[Data records for software interfaces]

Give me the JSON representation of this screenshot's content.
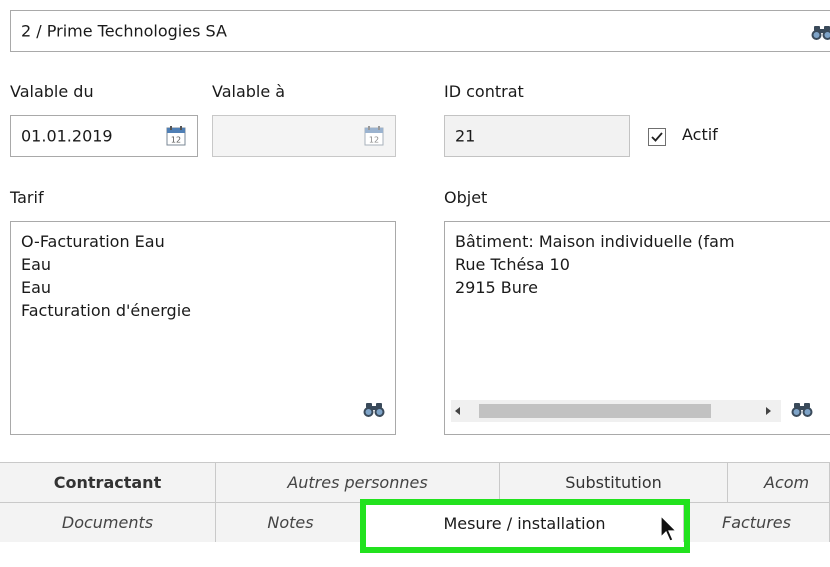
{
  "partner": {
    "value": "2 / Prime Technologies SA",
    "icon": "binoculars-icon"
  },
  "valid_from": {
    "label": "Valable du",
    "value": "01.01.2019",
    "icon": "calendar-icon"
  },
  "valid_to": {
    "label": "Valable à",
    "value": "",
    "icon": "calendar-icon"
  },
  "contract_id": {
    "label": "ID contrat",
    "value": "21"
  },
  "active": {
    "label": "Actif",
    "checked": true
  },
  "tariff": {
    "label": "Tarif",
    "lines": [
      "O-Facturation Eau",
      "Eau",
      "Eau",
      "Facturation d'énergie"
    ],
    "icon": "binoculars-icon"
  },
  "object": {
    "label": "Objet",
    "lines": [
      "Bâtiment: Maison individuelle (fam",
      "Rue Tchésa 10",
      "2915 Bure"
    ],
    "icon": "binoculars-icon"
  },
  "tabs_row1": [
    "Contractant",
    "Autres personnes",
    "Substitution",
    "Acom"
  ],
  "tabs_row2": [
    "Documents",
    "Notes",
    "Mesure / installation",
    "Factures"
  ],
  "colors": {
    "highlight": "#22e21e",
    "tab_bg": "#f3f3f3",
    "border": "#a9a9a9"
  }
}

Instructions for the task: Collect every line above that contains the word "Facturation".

Exercise answer:
      "O-Facturation Eau",
      "Facturation d'énergie"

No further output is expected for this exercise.